After the band disbanded in the late 1930s Tiny found work playing organ in a Chicago roller-skating rink. He died in a dressing room in Milwaukee during a show in 1943 at the age of 43, not surprisingly, due to his weight. It's hard to believe that Tiny Parham is not more well-known. His compositions for the jazz orchestra were some of the most original pieces of the time; a Tiny Parham piece is instantly recognizable.
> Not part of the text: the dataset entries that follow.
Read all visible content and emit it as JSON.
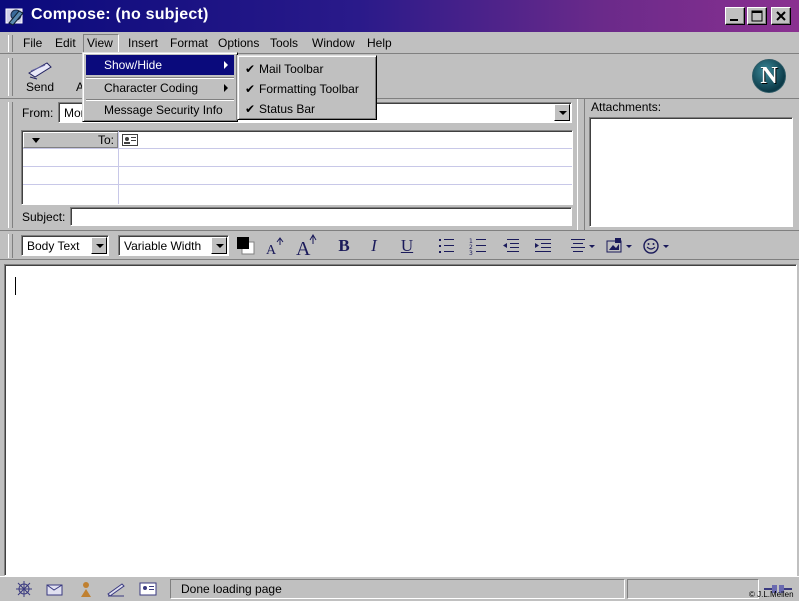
{
  "window": {
    "title": "Compose: (no subject)"
  },
  "menubar": {
    "items": [
      {
        "label": "File"
      },
      {
        "label": "Edit"
      },
      {
        "label": "View"
      },
      {
        "label": "Insert"
      },
      {
        "label": "Format"
      },
      {
        "label": "Options"
      },
      {
        "label": "Tools"
      },
      {
        "label": "Window"
      },
      {
        "label": "Help"
      }
    ]
  },
  "view_menu": {
    "items": [
      {
        "label": "Show/Hide"
      },
      {
        "label": "Character Coding"
      },
      {
        "label": "Message Security Info"
      }
    ]
  },
  "showhide_submenu": {
    "items": [
      {
        "label": "Mail Toolbar",
        "checked": true
      },
      {
        "label": "Formatting Toolbar",
        "checked": true
      },
      {
        "label": "Status Bar",
        "checked": true
      }
    ]
  },
  "toolbar": {
    "send_label": "Send",
    "partial_label": "A",
    "logo_letter": "N"
  },
  "header": {
    "from_label": "From:",
    "from_value": "Mor",
    "to_label": "To:",
    "subject_label": "Subject:",
    "subject_value": "",
    "attachments_label": "Attachments:"
  },
  "format_toolbar": {
    "paragraph_style": "Body Text",
    "font": "Variable Width",
    "bold": "B",
    "italic": "I",
    "underline": "U"
  },
  "status": {
    "text": "Done loading page"
  },
  "watermark": "© J.L.Mellen",
  "colors": {
    "titlebar_start": "#0a0a7c",
    "titlebar_end": "#8a3090",
    "selection": "#0a0a7c"
  }
}
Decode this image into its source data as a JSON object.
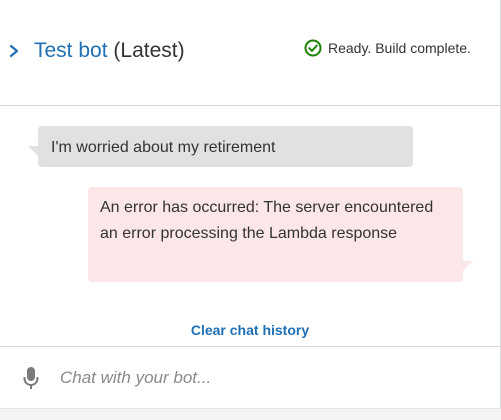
{
  "header": {
    "bot_name": "Test bot",
    "version": "(Latest)",
    "status_text": "Ready. Build complete.",
    "status_icon": "check-circle-icon",
    "status_color": "#1d8102",
    "link_color": "#1f6fb5"
  },
  "messages": [
    {
      "sender": "user",
      "text": "I'm worried about my retirement"
    },
    {
      "sender": "bot",
      "text": "An error has occurred: The server encountered an error processing the Lambda response",
      "type": "error"
    }
  ],
  "actions": {
    "clear_label": "Clear chat history"
  },
  "input": {
    "placeholder": "Chat with your bot...",
    "value": "",
    "mic_icon": "microphone-icon"
  }
}
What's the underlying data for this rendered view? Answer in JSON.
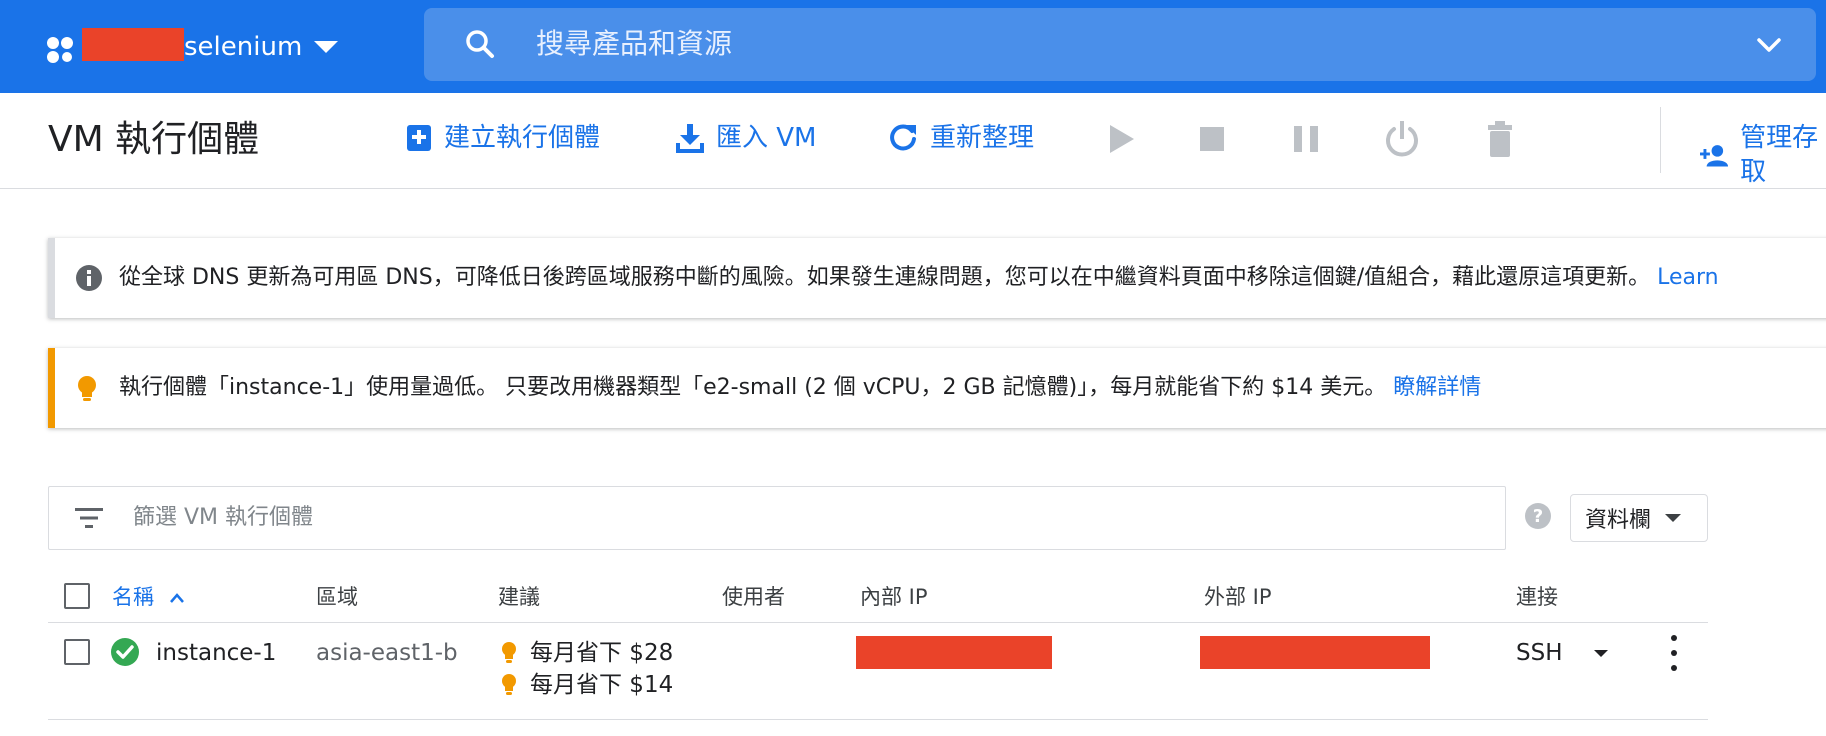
{
  "topbar": {
    "project_name": "selenium",
    "search_placeholder": "搜尋產品和資源"
  },
  "actionbar": {
    "title": "VM 執行個體",
    "create_label": "建立執行個體",
    "import_label": "匯入 VM",
    "refresh_label": "重新整理",
    "manage_access_label": "管理存取"
  },
  "dns_banner": {
    "text": "從全球 DNS 更新為可用區 DNS，可降低日後跨區域服務中斷的風險。如果發生連線問題，您可以在中繼資料頁面中移除這個鍵/值組合，藉此還原這項更新。",
    "link": "Learn"
  },
  "usage_banner": {
    "text": "執行個體「instance-1」使用量過低。 只要改用機器類型「e2-small (2 個 vCPU，2 GB 記憶體)」，每月就能省下約 $14 美元。",
    "link": "瞭解詳情"
  },
  "filter": {
    "placeholder": "篩選 VM 執行個體",
    "columns_label": "資料欄"
  },
  "table": {
    "columns": [
      "名稱",
      "區域",
      "建議",
      "使用者",
      "內部 IP",
      "外部 IP",
      "連接"
    ],
    "rows": [
      {
        "name": "instance-1",
        "zone": "asia-east1-b",
        "recommendations": [
          "每月省下 $28",
          "每月省下 $14"
        ],
        "user": "",
        "connect": "SSH"
      }
    ]
  },
  "colors": {
    "primary": "#1a73e8",
    "redaction": "#ea4329",
    "warning": "#f29900",
    "success": "#34a853"
  }
}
One of the first pieces of music of Tiny's that really blew me away was a piece from 1928 called "Voodoo". It has an exotic element to it in the toms and the band does this unison moaning thing at the end. It's creepy, atmospheric stuff. I remember listening to that and immediately wanting to bring it to people's consciousness again live. My interpretation was to underline the exotic nature of it by adding the saw and adding more voices at the end, and it's always a real crowd-pleaser live.
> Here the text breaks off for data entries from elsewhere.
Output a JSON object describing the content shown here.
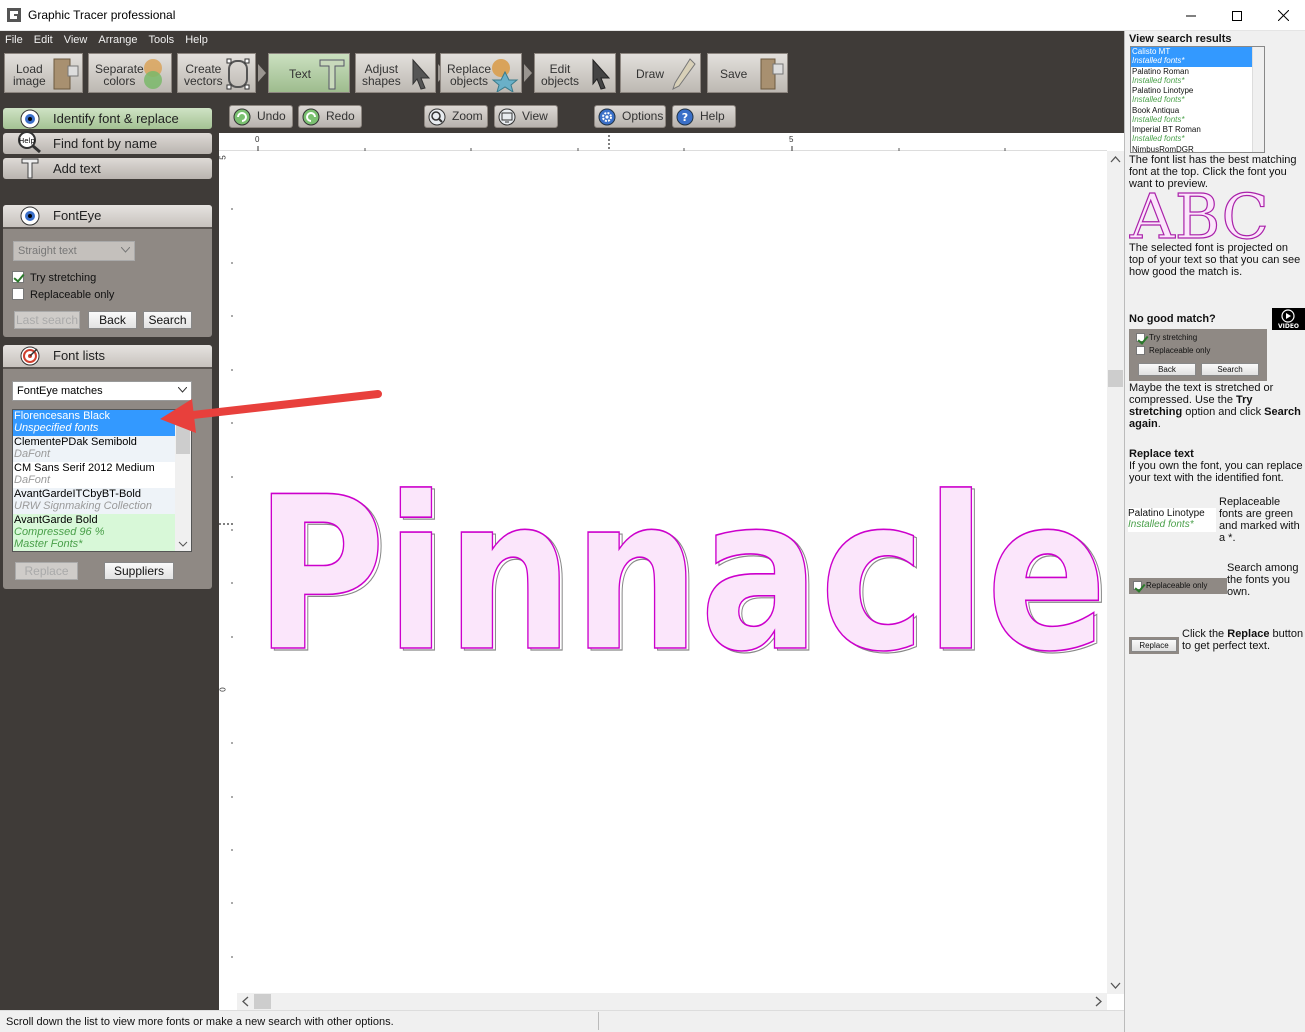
{
  "window": {
    "title": "Graphic Tracer professional"
  },
  "menu": [
    "File",
    "Edit",
    "View",
    "Arrange",
    "Tools",
    "Help"
  ],
  "toolbar": [
    {
      "line1": "Load",
      "line2": "image"
    },
    {
      "line1": "Separate",
      "line2": "colors"
    },
    {
      "line1": "Create",
      "line2": "vectors"
    },
    {
      "line1": "Text",
      "line2": ""
    },
    {
      "line1": "Adjust",
      "line2": "shapes"
    },
    {
      "line1": "Replace",
      "line2": "objects"
    },
    {
      "line1": "Edit",
      "line2": "objects"
    },
    {
      "line1": "Draw",
      "line2": ""
    },
    {
      "line1": "Save",
      "line2": ""
    }
  ],
  "toolbar2": {
    "undo": "Undo",
    "redo": "Redo",
    "zoom": "Zoom",
    "view": "View",
    "options": "Options",
    "help": "Help"
  },
  "modes": {
    "identify": "Identify font & replace",
    "find": "Find font by name",
    "find_icon_text": "Help",
    "add": "Add text"
  },
  "fonteye": {
    "title": "FontEye",
    "style_select": "Straight text",
    "try_stretching": "Try stretching",
    "try_stretching_checked": true,
    "replaceable_only": "Replaceable only",
    "replaceable_only_checked": false,
    "last_search": "Last search",
    "back": "Back",
    "search": "Search"
  },
  "fontlists": {
    "title": "Font lists",
    "select": "FontEye matches",
    "items": [
      {
        "name": "Florencesans Black",
        "source": "Unspecified fonts"
      },
      {
        "name": "ClementePDak Semibold",
        "source": "DaFont"
      },
      {
        "name": "CM Sans Serif 2012 Medium",
        "source": "DaFont"
      },
      {
        "name": "AvantGardeITCbyBT-Bold",
        "source": "URW Signmaking Collection"
      },
      {
        "name": "AvantGarde Bold",
        "source": "Compressed 96 %",
        "source2": "Master Fonts*"
      }
    ],
    "replace": "Replace",
    "suppliers": "Suppliers"
  },
  "canvas": {
    "word": "Pinnacle",
    "ruler_top": [
      "0",
      "5"
    ],
    "ruler_left": [
      "5",
      "0"
    ]
  },
  "status": {
    "text": "Scroll down the list to view more fonts or make a new search with other options."
  },
  "help": {
    "results_title": "View search results",
    "results": [
      {
        "name": "Calisto MT",
        "source": "Installed fonts*"
      },
      {
        "name": "Palatino Roman",
        "source": "Installed fonts*"
      },
      {
        "name": "Palatino Linotype",
        "source": "Installed fonts*"
      },
      {
        "name": "Book Antiqua",
        "source": "Installed fonts*"
      },
      {
        "name": "Imperial BT Roman",
        "source": "Installed fonts*"
      },
      {
        "name": "NimbusRomDGR",
        "source": ""
      }
    ],
    "p1": "The font list has the best matching font at the top. Click the font you want to preview.",
    "abc": "ABC",
    "p2": "The selected font is projected on top of your text so that you can see how good the match is.",
    "nogood_title": "No good match?",
    "video": "VIDEO",
    "mini_try": "Try stretching",
    "mini_repl": "Replaceable only",
    "mini_back": "Back",
    "mini_search": "Search",
    "p3a": "Maybe the text is stretched or compressed. Use the ",
    "p3b": "Try stretching",
    "p3c": " option and click ",
    "p3d": "Search again",
    "p3e": ".",
    "replace_title": "Replace text",
    "p4": "If you own the font, you can replace your text with the identified font.",
    "sample_name": "Palatino Linotype",
    "sample_source": "Installed fonts*",
    "p5": "Replaceable fonts are green and marked with a *.",
    "mini_repl2": "Replaceable only",
    "p6": "Search among the fonts you own.",
    "mini_replace": "Replace",
    "p7a": "Click the ",
    "p7b": "Replace",
    "p7c": " button to get perfect text."
  },
  "colors": {
    "accent_selection": "#3399ff",
    "panel_dark": "#3f3b38",
    "trace_magenta": "#cc00cc",
    "arrow_red": "#e8403c",
    "replaceable_green": "#4aa04a"
  }
}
Thumbnail image for tiny-crumb.jpg Robert Crumb, besides being a famous cartoonist and illustrator, is also a purveyor of old time blues, jazz and country, a musician and a 78 collector. In 1982, he illustrated a great collection of trading cards called "Early Jazz Greats" with Tiny Parham. The book of cards was re-released in 2006 with a bonus cd which included "Mojo Strut" by the Apollo Syncopaters. Below is a youtube of the original "Mojo Strut" by the Pickett-Parham Apollo Syncopators, a band led by Tiny and violinist Leroy Pickett. They recorded two sides in 1926 on Paramount. This vinyl he's making such an effort to show off is just a compilation. When you listen to this, you hear that great introduction, followed by the violin way up in the high register. When the trumpet solo begins, the rhythm section changes abruptly to offbeats. Later on the trumpet leads the whole band through a series of chromatic triplet figures, another odd move for a jazz composer during this time. With all of the 2-bar stop time interruptions on throughout, the piece has this feeling of abandonment. It's a incredible piece of music for 1926 and a signature Tiny Parham piece.